Anyhow, in many states in the United States there are multilingual ballots. The obvious reason for the ballots is so that all eligible citizens can understand who and what they are voting for. This mechanism was established in the 1975 extension of the 1964 Voting Rights Act that eliminated a number of practices designed by mostly southern US states to prevent African-Americans from voting. In the current congressional debate over the rights of immigrants a number of congresspeople (led by Paul King of Iowa) opposed to legalizing the status of immigrants illegally in the US have sent a letter to Representative Sensenbrenner asking him to include a clause ending the use of such ballots in whatever legislation dealing with immigration that the Congress ends up passing. To his credit, the habitually foul Sensenbrenner is on record favoring extending this particular section of the law (and the rest of the Act) until 2032.
In a recent column, the right wing columnist George Will (who writes interesting stuff on baseball but could otherwise be the reason Will Shakespeare wrote the line "A tale told by an idiot, full of sound and fury, signifying nothing,") agreed with the congresspeople that want multilingual ballots to end. The columnist’s argument is essentially this: how can citizens participate in the national conversation if they can’t understand it? As I stated above, Mr. Will has refined the art of the circular argument. After all, isn’t the very reason multilingual ballots were instituted was so that those voters whose first language is something other than English can understand the ballot and, consequently, the so-called national conversation?

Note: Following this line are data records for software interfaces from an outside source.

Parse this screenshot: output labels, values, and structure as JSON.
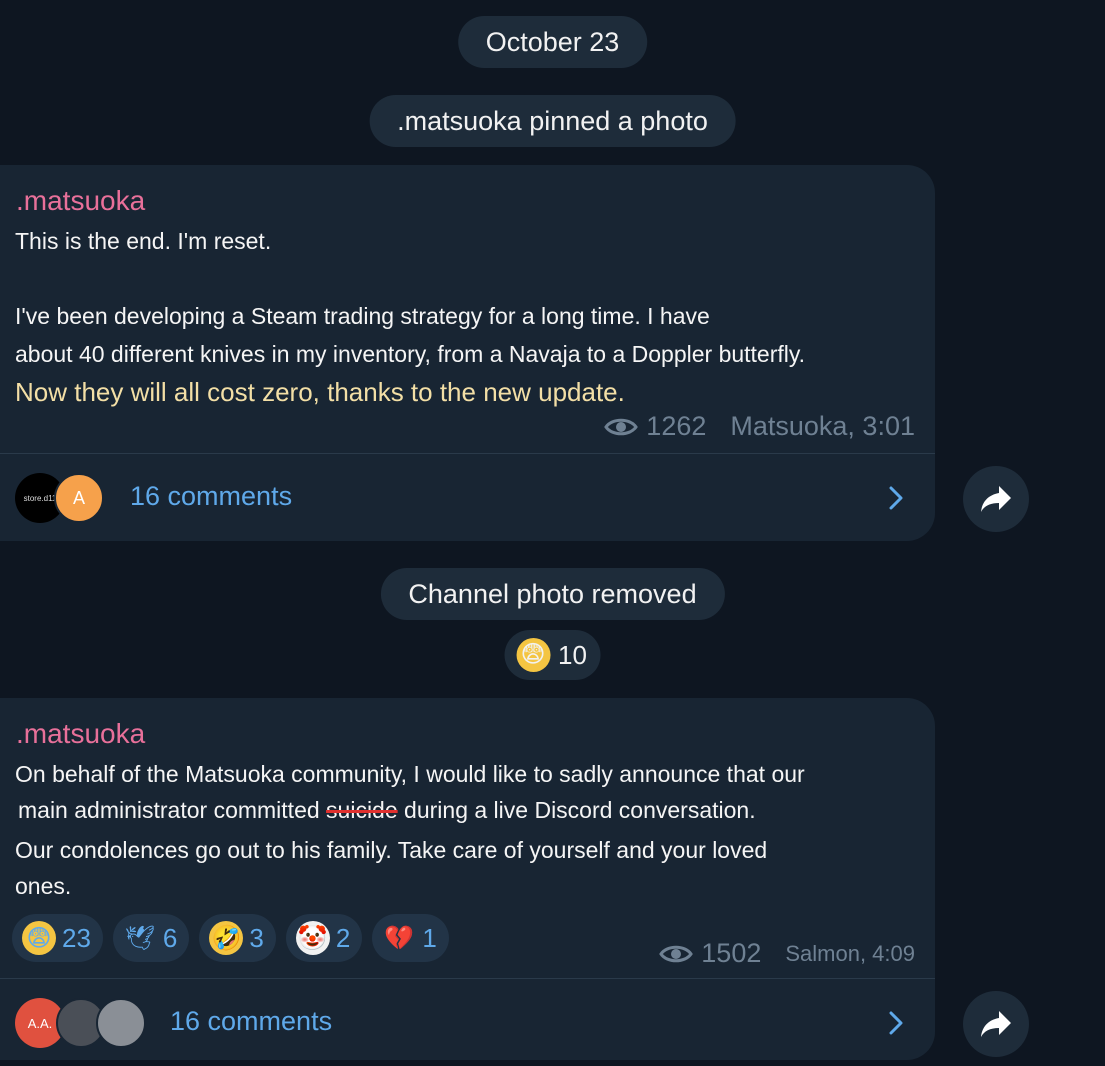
{
  "date_pill": "October 23",
  "pin_notice": ".matsuoka pinned a photo",
  "post1": {
    "author": ".matsuoka",
    "line1": "This is the end. I'm reset.",
    "line2": "I've been developing a Steam trading strategy for a long time. I have",
    "line3": "about 40 different knives in my inventory, from a Navaja to a Doppler butterfly.",
    "line4": "Now they will all cost zero, thanks to the new update.",
    "views": "1262",
    "signature": "Matsuoka, 3:01",
    "avatar1_text": "store.d11",
    "avatar2_text": "A",
    "comments": "16 comments"
  },
  "removed_notice": "Channel photo removed",
  "removed_reaction": {
    "emoji": "😨",
    "count": "10"
  },
  "post2": {
    "author": ".matsuoka",
    "line1": "On behalf of the Matsuoka community, I would like to sadly announce that our",
    "line2_pre": "main administrator committed ",
    "line2_strike": "suicide",
    "line2_post": " during a live Discord conversation.",
    "line3": "Our condolences go out to his family. Take care of yourself and your loved",
    "line4": "ones.",
    "reactions": [
      {
        "emoji": "😨",
        "count": "23"
      },
      {
        "emoji": "🕊",
        "count": "6"
      },
      {
        "emoji": "🤣",
        "count": "3"
      },
      {
        "emoji": "🤡",
        "count": "2"
      },
      {
        "emoji": "💔",
        "count": "1"
      }
    ],
    "views": "1502",
    "signature": "Salmon, 4:09",
    "avatar1_text": "A.A.",
    "comments": "16 comments"
  },
  "colors": {
    "background": "#0e1621",
    "bubble": "#182533",
    "author": "#e8709a",
    "link": "#5fa9ea",
    "meta": "#6f8193"
  }
}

The reality behind the letter sent by the fifty-six congresspeople asking for the end of multilingual ballots is that these men and women are not just against illegal immigrants, they are against all immigrants that have yet to assimilate. Furthermore, these congresspeople do not want those immigrants to assimilate. That is why they want to exclude them from voting. If they could, they would enact legislation that forbade them from living in the US, as well. Fortunately, such a law would require changing the US constitution–a fact that makes such a desire that much harder to turn into reality.
The history of voting rights in the United States has always been a battle between those in the propertied classes who wanted to keep the vote for themselves and those that wanted to extend the right to all citizens. Indeed, in the early days of the nation, it was not only just white males with a certain amount of property that were allowed to vote, the law actually gave those white men that owned slaves one-and-three-fifths of a vote. This is part of the reason the slave states had such a hold on the government in Washington, DC. One could argue that this legacy continues, despite the result of the War Between the States.
So, back to that baseball metaphor and those fifty-six congresspeople. Not only is it time to send their request to end multilingual ballots to the showers, it’s time to send the whole bunch of them into retirement. Don’t vote ‘em into the hall of fame. Vote them into the dustbin of history.
RON JACOBS is author of The Way the Wind Blew: a history of the Weather Underground, which is just republished by Verso. Jacobs’ essay on Big Bill Broonzy is featured in CounterPunch’s new collection on music, art and sex, Serpents in the Garden. He can be reached at: firstname.lastname@example.org